Recent commentary by the CFIDS Association of America in response to the PACE Trial indicate that the CAA still sees CFS through the eyes of the CDC’s chimera of emotionally induced illness.
In the process, our voices have been lost. It has not been until the advent of social media that the sickest of us have been able to advocate for ourselves. But social media has interconnected us, and allowed us to watch as the CFIDS Association of America consistently fails to represent our needs.
Interaction with the CFIDS Association of America on social media has given us the opportunity to question the Association repeatedly. Their response to us has not been satisfactory. Their response to changing science has not been satisfactory. Their response to our requests to address the upcoming issues has not been satisfactory. Their responses to issues as they unfold in major news outlets has not been satisfactory.
We ask that you no longer rely on the CFIDS Association of America as “our voice”. We have our own voice, and it is not that of the CFIDS Association of America. With today’s technology, the vast patient population can be interacted with directly. We ask that you do so.

Thursday, February 17, 2011

More on Steps Toward a Congressional Hearing

One of the best ways to build momentum for a Congressional hearing is to cultivate a relationship with your Representative and Senators, especially those on the committees listed in my earlier blog post.

Groups or individuals can do this by asking for a meeting at their Representative's or Senator's local in-state or district office. Try calling and asking for the staff person in charge of health for such a meeting.

Explain that you have a disease that was investigated by the CDC in the mid-1980s but that federal research into it has been derailed from the original cohort and subsequent pandemic.

Bring some information with you to the meeting that summarizes the situation but isn't overwhelming. Many members of Congress know little or nothing about our disease, or are misinformed. Start making them aware of the politics involved by handing out copies of something like Hillary Johnson's Op-Ed piece in the New York Times:

After the initial contact, it's very important to continue to call, email, and visit and provide more information.

The idea is to keep up a sustained campaign of engagement, even if it is simply a semi-monthly email to the health staffer.

For those who aren't able to get out, I'd suggest calling  and getting the name of Washington, DC legislative assistant in charge of health matters. Then keep in touch by email as outlined above.

Sunday, February 13, 2011

Steps Toward A Congressional Investigational Hearing

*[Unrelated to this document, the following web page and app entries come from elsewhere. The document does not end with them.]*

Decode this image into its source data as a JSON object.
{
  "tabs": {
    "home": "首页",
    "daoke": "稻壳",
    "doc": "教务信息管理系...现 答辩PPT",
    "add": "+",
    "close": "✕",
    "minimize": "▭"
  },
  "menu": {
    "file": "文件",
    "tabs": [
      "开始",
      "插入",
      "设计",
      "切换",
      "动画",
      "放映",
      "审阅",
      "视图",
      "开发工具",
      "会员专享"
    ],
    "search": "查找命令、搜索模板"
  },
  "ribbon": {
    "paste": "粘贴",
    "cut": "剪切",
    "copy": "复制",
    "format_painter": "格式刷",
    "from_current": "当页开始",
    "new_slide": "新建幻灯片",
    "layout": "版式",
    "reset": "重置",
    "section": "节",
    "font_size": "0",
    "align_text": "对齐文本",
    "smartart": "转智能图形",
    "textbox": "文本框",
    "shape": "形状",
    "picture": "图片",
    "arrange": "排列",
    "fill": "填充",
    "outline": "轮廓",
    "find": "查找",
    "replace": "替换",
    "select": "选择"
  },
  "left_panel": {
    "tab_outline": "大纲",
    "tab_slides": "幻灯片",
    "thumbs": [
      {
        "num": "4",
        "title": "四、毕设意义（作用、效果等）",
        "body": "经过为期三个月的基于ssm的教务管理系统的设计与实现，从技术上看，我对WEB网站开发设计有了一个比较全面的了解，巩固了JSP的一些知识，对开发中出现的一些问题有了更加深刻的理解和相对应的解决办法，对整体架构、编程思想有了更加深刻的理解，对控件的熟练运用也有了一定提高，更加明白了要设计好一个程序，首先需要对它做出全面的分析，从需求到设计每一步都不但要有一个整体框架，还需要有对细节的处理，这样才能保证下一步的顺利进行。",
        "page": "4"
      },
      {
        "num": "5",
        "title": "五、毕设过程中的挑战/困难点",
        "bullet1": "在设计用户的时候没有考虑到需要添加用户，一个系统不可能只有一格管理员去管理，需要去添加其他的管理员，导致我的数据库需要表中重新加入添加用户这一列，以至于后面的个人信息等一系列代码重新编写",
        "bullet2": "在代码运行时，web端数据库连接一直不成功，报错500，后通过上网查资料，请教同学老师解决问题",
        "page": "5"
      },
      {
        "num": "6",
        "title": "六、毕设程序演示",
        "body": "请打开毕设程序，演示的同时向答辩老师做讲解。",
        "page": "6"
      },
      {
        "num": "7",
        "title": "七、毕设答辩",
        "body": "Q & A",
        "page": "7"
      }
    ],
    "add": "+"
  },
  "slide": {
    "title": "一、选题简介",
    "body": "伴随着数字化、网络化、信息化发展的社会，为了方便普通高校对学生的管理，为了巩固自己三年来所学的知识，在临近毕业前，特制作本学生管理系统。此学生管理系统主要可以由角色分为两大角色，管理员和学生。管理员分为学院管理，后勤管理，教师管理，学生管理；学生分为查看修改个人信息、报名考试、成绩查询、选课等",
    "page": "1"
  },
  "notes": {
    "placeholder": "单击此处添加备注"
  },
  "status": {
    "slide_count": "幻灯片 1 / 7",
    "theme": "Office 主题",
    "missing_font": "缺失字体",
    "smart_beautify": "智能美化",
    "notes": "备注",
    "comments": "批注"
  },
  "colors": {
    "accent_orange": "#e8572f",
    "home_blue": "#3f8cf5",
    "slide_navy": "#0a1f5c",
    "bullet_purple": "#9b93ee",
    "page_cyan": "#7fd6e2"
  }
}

A number of advovates, including me, would like to see a Congressional Investigational Hearing (a type of "oversight" hearing) into the activites of federal agencies involved with ME/CFS.

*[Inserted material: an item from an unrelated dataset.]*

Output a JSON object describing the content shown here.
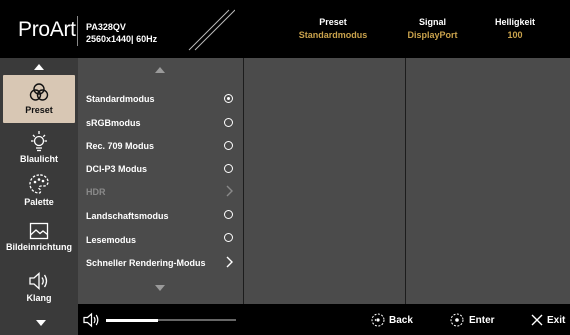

This type of hearing acts much like a judicial hearing.   Information is gathered (by subpoena if necessary) and federal ageny officials must testify under oath.

In other words, it's  a great way of getting the accountability that has been lacking by some who have a great deal of power over our lives and health.   

Ideally, a professional lobbyist would do the legwork for this.   But sometimes all it takes to get the ball rolling is for one constituent to get the right member of Congress interested.

So, for anyone who wants to put their political power (yes, you do have power, you are a voting constituent!) to work, here are the Congressional Committees that are most likely to undertake such a hearing, with listings of members and their contact information.

Why not take a look and see if your Congressmember or Senator is on one of these lists?  If so, contact them and tell them what is (and is not) going on.

House Committee on Energy and Commerce
Subcommittee on Health

Senate Committee on Health, Education, Labor, and Pensions